> Problem details
Type out each entry exactly as it appears, but keep every image out.

- - -

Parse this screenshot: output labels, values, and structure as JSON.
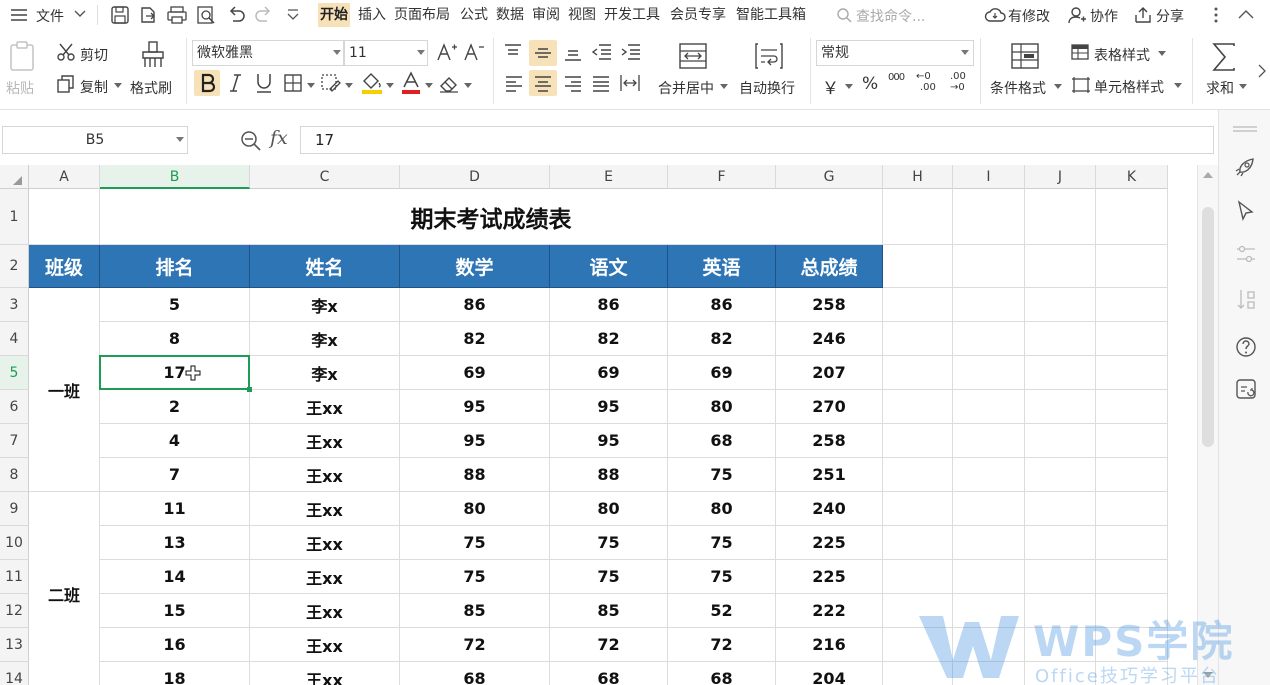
{
  "menubar": {
    "file_label": "文件",
    "tabs": [
      {
        "label": "开始",
        "active": true
      },
      {
        "label": "插入"
      },
      {
        "label": "页面布局"
      },
      {
        "label": "公式"
      },
      {
        "label": "数据"
      },
      {
        "label": "审阅"
      },
      {
        "label": "视图"
      },
      {
        "label": "开发工具"
      },
      {
        "label": "会员专享"
      },
      {
        "label": "智能工具箱"
      }
    ],
    "search_placeholder": "查找命令...",
    "changes_label": "有修改",
    "collab_label": "协作",
    "share_label": "分享"
  },
  "ribbon": {
    "paste_label": "粘贴",
    "cut_label": "剪切",
    "copy_label": "复制",
    "format_painter_label": "格式刷",
    "font_name": "微软雅黑",
    "font_size": "11",
    "merge_label": "合并居中",
    "wrap_label": "自动换行",
    "number_format": "常规",
    "cond_format_label": "条件格式",
    "table_style_label": "表格样式",
    "cell_style_label": "单元格样式",
    "sum_label": "求和",
    "currency_symbol": "￥",
    "percent_symbol": "%",
    "thousands_symbol": "000",
    "inc_decimal_top": "←0",
    "inc_decimal_bottom": ".00",
    "dec_decimal_top": ".00",
    "dec_decimal_bottom": "→0"
  },
  "formula_bar": {
    "name_box": "B5",
    "fx_label": "fx",
    "value": "17"
  },
  "sheet": {
    "columns": [
      "A",
      "B",
      "C",
      "D",
      "E",
      "F",
      "G",
      "H",
      "I",
      "J",
      "K"
    ],
    "selected_column": "B",
    "selected_row": 5,
    "rows": [
      1,
      2,
      3,
      4,
      5,
      6,
      7,
      8,
      9,
      10,
      11,
      12,
      13,
      14
    ],
    "title": "期末考试成绩表",
    "headers": [
      "班级",
      "排名",
      "姓名",
      "数学",
      "语文",
      "英语",
      "总成绩"
    ],
    "class_labels": [
      "一班",
      "二班"
    ],
    "data": [
      [
        "5",
        "李x",
        "86",
        "86",
        "86",
        "258"
      ],
      [
        "8",
        "李x",
        "82",
        "82",
        "82",
        "246"
      ],
      [
        "17",
        "李x",
        "69",
        "69",
        "69",
        "207"
      ],
      [
        "2",
        "王xx",
        "95",
        "95",
        "80",
        "270"
      ],
      [
        "4",
        "王xx",
        "95",
        "95",
        "68",
        "258"
      ],
      [
        "7",
        "王xx",
        "88",
        "88",
        "75",
        "251"
      ],
      [
        "11",
        "王xx",
        "80",
        "80",
        "80",
        "240"
      ],
      [
        "13",
        "王xx",
        "75",
        "75",
        "75",
        "225"
      ],
      [
        "14",
        "王xx",
        "75",
        "75",
        "75",
        "225"
      ],
      [
        "15",
        "王xx",
        "85",
        "85",
        "52",
        "222"
      ],
      [
        "16",
        "王xx",
        "72",
        "72",
        "72",
        "216"
      ],
      [
        "18",
        "王xx",
        "68",
        "68",
        "68",
        "204"
      ]
    ]
  },
  "watermark": {
    "brand": "WPS学院",
    "tagline": "Office技巧学习平台"
  },
  "colors": {
    "header_fill": "#2e75b6",
    "selection_green": "#1e9b55",
    "active_highlight": "#f7e1b8"
  }
}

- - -

> Solution to the exercise
Parse this screenshot: output labels, values, and structure as JSON.
{
  "menubar": {
    "file_label": "文件",
    "tabs": [
      {
        "label": "开始",
        "active": true
      },
      {
        "label": "插入"
      },
      {
        "label": "页面布局"
      },
      {
        "label": "公式"
      },
      {
        "label": "数据"
      },
      {
        "label": "审阅"
      },
      {
        "label": "视图"
      },
      {
        "label": "开发工具"
      },
      {
        "label": "会员专享"
      },
      {
        "label": "智能工具箱"
      }
    ],
    "search_placeholder": "查找命令...",
    "changes_label": "有修改",
    "collab_label": "协作",
    "share_label": "分享"
  },
  "ribbon": {
    "paste_label": "粘贴",
    "cut_label": "剪切",
    "copy_label": "复制",
    "format_painter_label": "格式刷",
    "font_name": "微软雅黑",
    "font_size": "11",
    "merge_label": "合并居中",
    "wrap_label": "自动换行",
    "number_format": "常规",
    "cond_format_label": "条件格式",
    "table_style_label": "表格样式",
    "cell_style_label": "单元格样式",
    "sum_label": "求和",
    "currency_symbol": "￥",
    "percent_symbol": "%",
    "thousands_symbol": "000",
    "inc_decimal_top": "←0",
    "inc_decimal_bottom": ".00",
    "dec_decimal_top": ".00",
    "dec_decimal_bottom": "→0"
  },
  "formula_bar": {
    "name_box": "B5",
    "fx_label": "fx",
    "value": "17"
  },
  "sheet": {
    "columns": [
      "A",
      "B",
      "C",
      "D",
      "E",
      "F",
      "G",
      "H",
      "I",
      "J",
      "K"
    ],
    "selected_column": "B",
    "selected_row": 5,
    "rows": [
      1,
      2,
      3,
      4,
      5,
      6,
      7,
      8,
      9,
      10,
      11,
      12,
      13,
      14
    ],
    "title": "期末考试成绩表",
    "headers": [
      "班级",
      "排名",
      "姓名",
      "数学",
      "语文",
      "英语",
      "总成绩"
    ],
    "class_labels": [
      "一班",
      "二班"
    ],
    "data": [
      [
        "5",
        "李x",
        "86",
        "86",
        "86",
        "258"
      ],
      [
        "8",
        "李x",
        "82",
        "82",
        "82",
        "246"
      ],
      [
        "17",
        "李x",
        "69",
        "69",
        "69",
        "207"
      ],
      [
        "2",
        "王xx",
        "95",
        "95",
        "80",
        "270"
      ],
      [
        "4",
        "王xx",
        "95",
        "95",
        "68",
        "258"
      ],
      [
        "7",
        "王xx",
        "88",
        "88",
        "75",
        "251"
      ],
      [
        "11",
        "王xx",
        "80",
        "80",
        "80",
        "240"
      ],
      [
        "13",
        "王xx",
        "75",
        "75",
        "75",
        "225"
      ],
      [
        "14",
        "王xx",
        "75",
        "75",
        "75",
        "225"
      ],
      [
        "15",
        "王xx",
        "85",
        "85",
        "52",
        "222"
      ],
      [
        "16",
        "王xx",
        "72",
        "72",
        "72",
        "216"
      ],
      [
        "18",
        "王xx",
        "68",
        "68",
        "68",
        "204"
      ]
    ]
  },
  "watermark": {
    "brand": "WPS学院",
    "tagline": "Office技巧学习平台"
  },
  "colors": {
    "header_fill": "#2e75b6",
    "selection_green": "#1e9b55",
    "active_highlight": "#f7e1b8"
  }
}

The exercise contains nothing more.